- Consider automating your retirement contributions to ensure you stick to the plan and meet your retirement goals in a timely manner. You also want to allow enough time to let your money work for you through the power of compounding interest, so it’s better to get disciplined with your retirement contributions sooner than later.
- Wants, as it doesn’t make sense to deprive yourself. It’s your money and you deserve to enjoy it!
You’ll also need a cushion that acts as a buffer to cover any small overages or unexpected expenses that come up. For example, if your utility bill is $25 more than you projected or your child has a field trip fee of $15 that has to be paid, you won’t have to dip into your savings to cover the expense.
Step 4: Execute Your Plan
If you want to go old school, a notebook or pen and paper will do. You can also dump your figures into a spreadsheet and work your budget from there.
But if you’re always on the go and would prefer to manage your money at the tap of a fingertip, an online budgeting tool or app may be more ideal. Don’t know where to start? Check out this comprehensive list of budgeting software apps to put your spending plan in motion.
Step 5: Reward Yourself

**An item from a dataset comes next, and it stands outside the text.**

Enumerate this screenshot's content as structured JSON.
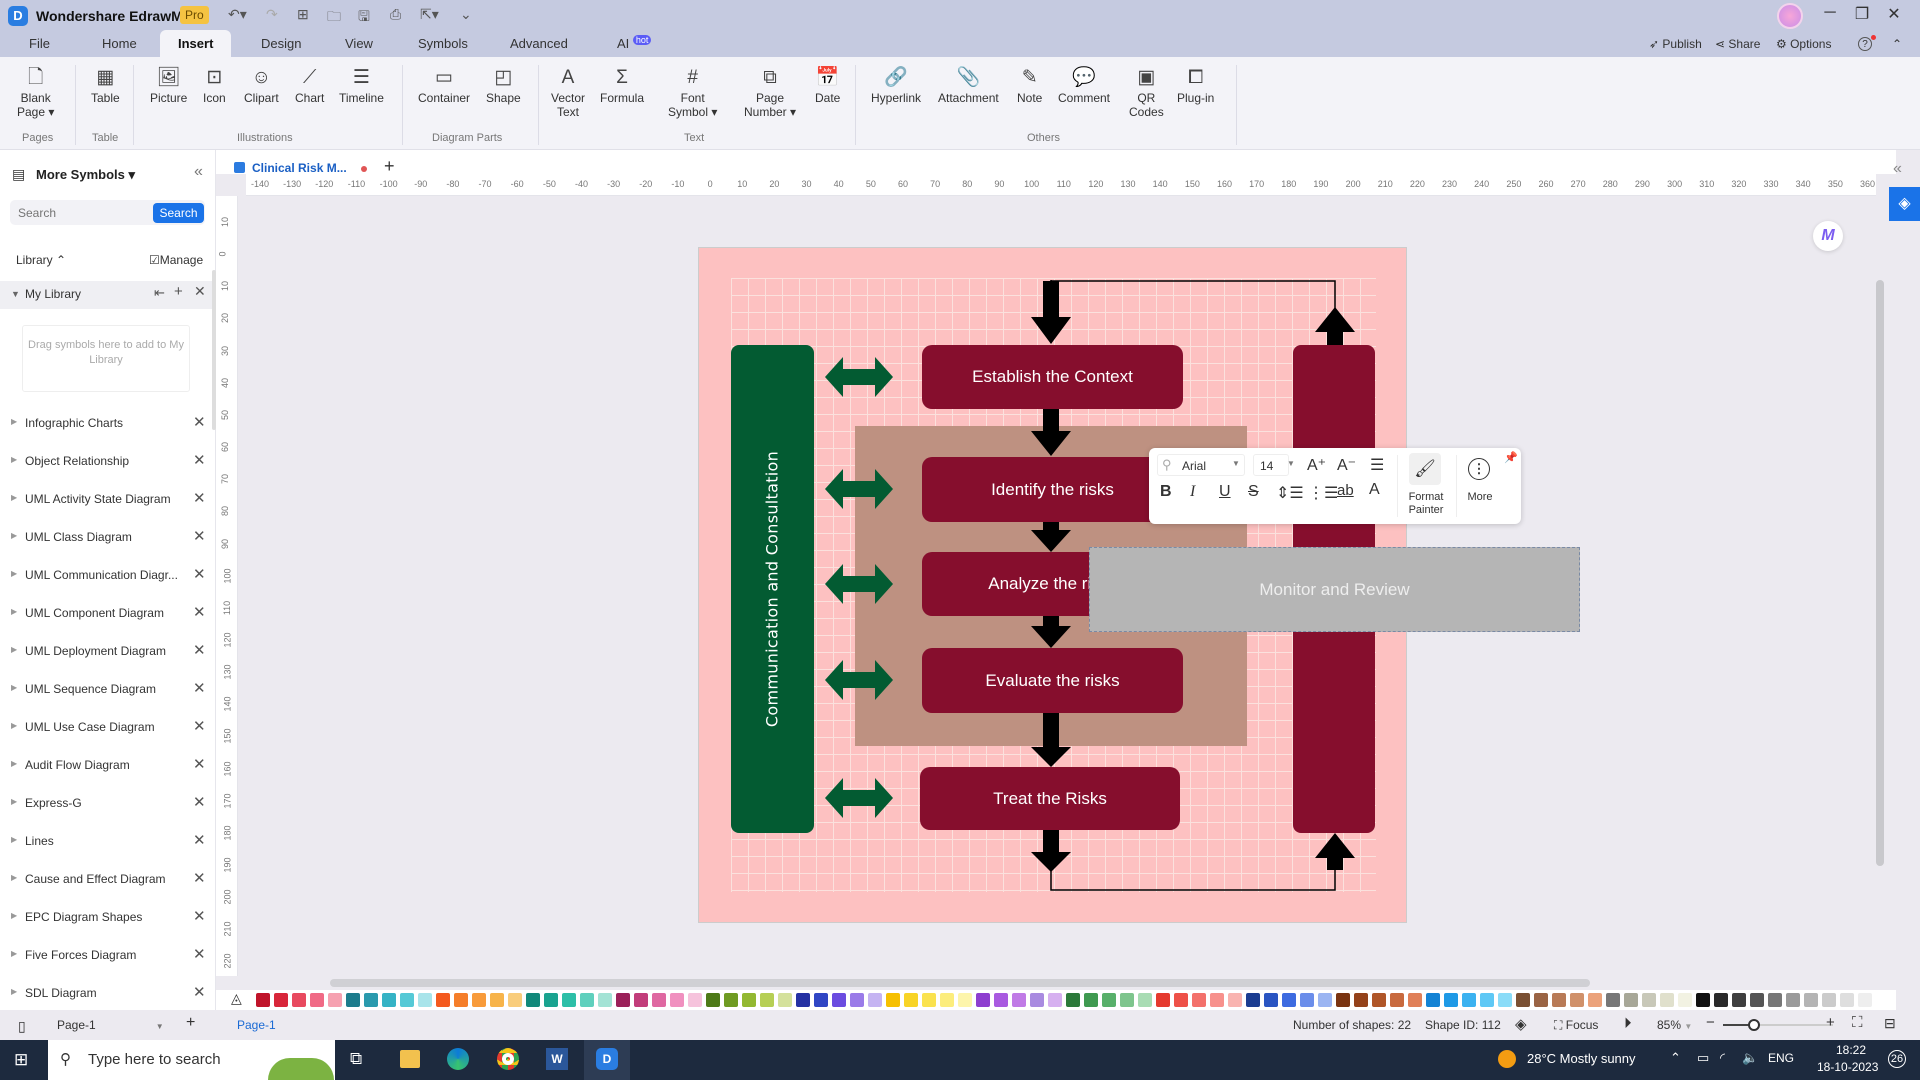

You’ve worked diligently all month long to follow your budget. So why not reward yourself? This doesn’t mean blowing a wad of cash at the mall or on a mini-shopping spree or anything of the like. But you can work a small percentage into your budget to treat yourself each month.
Online Scheduling or Online Bill Payment
Scheduling your payments ahead of time using online or through your financial institution’s bill pay feature decreases the likelihood of blowing your budget. Why so? Despite the fact that funds will be sitting into your account until the date they are due to be withdrawn, you’ll know the money is off limits for casual spending.
Instead of scrambling to save money each month after the well runs dry, make it a priority by automating your savings. By having the funds sent to a separate account the moment your direct deposit is disbursed, you don’t have to go through the hassle of making an additional transfer. Plus, it won’t be as tempting to spend money that’s sitting in a savings account that you don’t make regular transactions out of.
If you’re self-employed, you’ll have to be a bit more disciplined. Assuming you don’t pay yourself a salary, make it a priority to transfer funds into your bank account each time funds hit your account. Doing so will ensure you hit your savings targets each month.
Not a big fan of cards and prefer to use cash for everyday expenses? The envelope system may be the perfect fit for you. In a nutshell, you’d transfer the amount you budget for savings to the appropriate account, pay your bills, and place what’s left in envelopes labeled by their intended use. Funds can be moved between envelopes, but once they’re empty, your spending stops until the next budget cycle.
This system can be highly beneficial if you frequently overdraw your account from making everyday purchases. It also eliminates the need to track every penny of your disposable income spent on “wants” as it’s much easier to see where you stand with cash in hand than to keep track of account balances that may not reflect what you’ve actually spent.
If the idea of having that much cash on hand doesn’t sit well with you, try opening an account solely for your disposable income. Request a debit card and set up account alerts to avoid overspending.
And if you’re really disciplined, you could use a rewards credit cards to earn something in return for your spending, but you must pay it off each month to avoid interest. The easiest way to make this method work for you is by setting spending limits.
Making a budget doesn’t have to be a grueling exercise. By following these budgeting tips, you’ll be on your way to mastering your money. And don’t forget to tweak your numbers as your goals or needs change.